There are no graphics to speak of, and the gameplay is essentially Battleship with tanks that can explore the playfield and fire at will. But in an era where computer AI was also in its infancy, allowing players to take on a fellow human being was a huge advance in terms of pure strategy gameplay. COMMBat didn't have to look good to inspire passionate battles.
Tunnels of Fahad (1980)
Tunnels of Fahad isn't particularly notable as a game -- it's an "interpretation" of Atari's 2600 classic Dodge 'Em that simply replaces the original's racing cars with an explorer and a mummy, accounting for a visible drop in speed while adding a bit of atmosphere. But it's technically solid, and it's also one of the first commercially published computer games written by a female programmer, one Kathy Pfeiffer, who at the time was apparently obliged to bill herself as the gender-disguising "K. Pfeiffer." This is also an early example of today's publisher/developer division of labor, as Ms. Pfeiffer wrote the game on behalf of Micro-Fantastic Programming, for publication by Adventure International.

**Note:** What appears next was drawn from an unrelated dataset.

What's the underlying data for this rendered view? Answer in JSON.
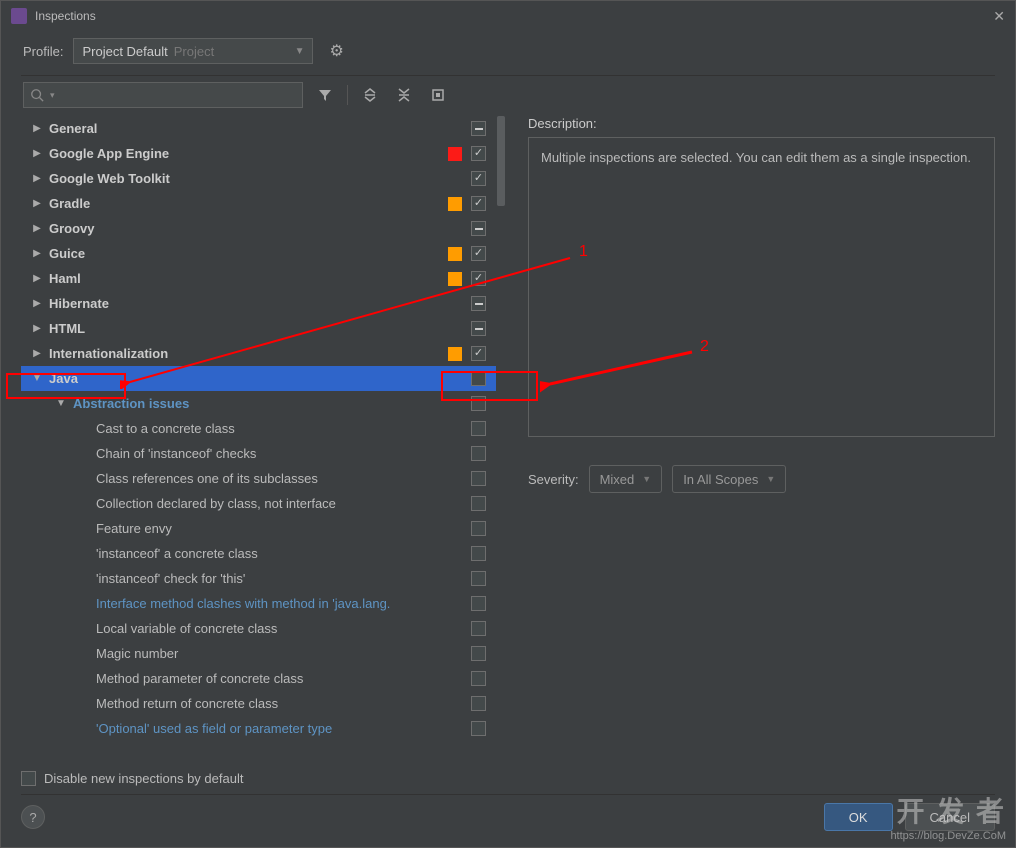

Kid-Venture #1 - Little Red Riding Hood (1980)
James Talley's Kid-Venture #1 - Little Red Riding Hood was an extremely early "multimedia" title, taking advantage of the low-end TRS-80's cassette storage system -- really just a consumer-grade Radio Shack tape recorder with an official TRS-80 logo on it.
The story mode presented the familiar tale of Little Red Riding Hood, with blocky graphics, text and simple computer-generated music. The visual presentation is augmented by read-along narration on audiotape, delivered with charming low-budget awkwardness by the programmer, James Talley. The audio is synchronized to the gameplay in simple book-and-record fashion -- we hit the space bar when the bell sounds.
The story is simple and remarkably conservative compared to modern children's entertainment -- the moral of the tale seems to be "do what your mother tells you" -- but it was an interesting technology experiment. One additional Kid-Venture was produced, but the sequel eschewed audio narration, perhaps because diskettes were growing in popularity, or because families hated rearranging the cassette recorder cables after loading the game in order to make the narration audible.
Death Dreadnaught (1980)
Death Dreadnaught's publisher, the Programmer's Guild, claims this was the first "rated" game -- computer magazines of the era were uncomfortable with proposed ads for this atmospheric and moderately gory text adventure set aboard an alien-ravaged starship. So the game sported a self-imposed "R rating", borrowing from the MPAA in a wholly unofficial manner, and thanks to the controversy, sales skyrocketed.
Buyers seeking something really nasty were likely disappointed -- there's very little actual violence in the game, though there's plenty of evidence of violence in the recent past. The TRS-80 itself even came in for a little pre-invasion abuse, as the deceased space explorers (and the authors billed only as the Mutt Brothers) have contributed frustration-mangled Radio Shack computer parts to the ship's pools of viscera and dismembered limbs.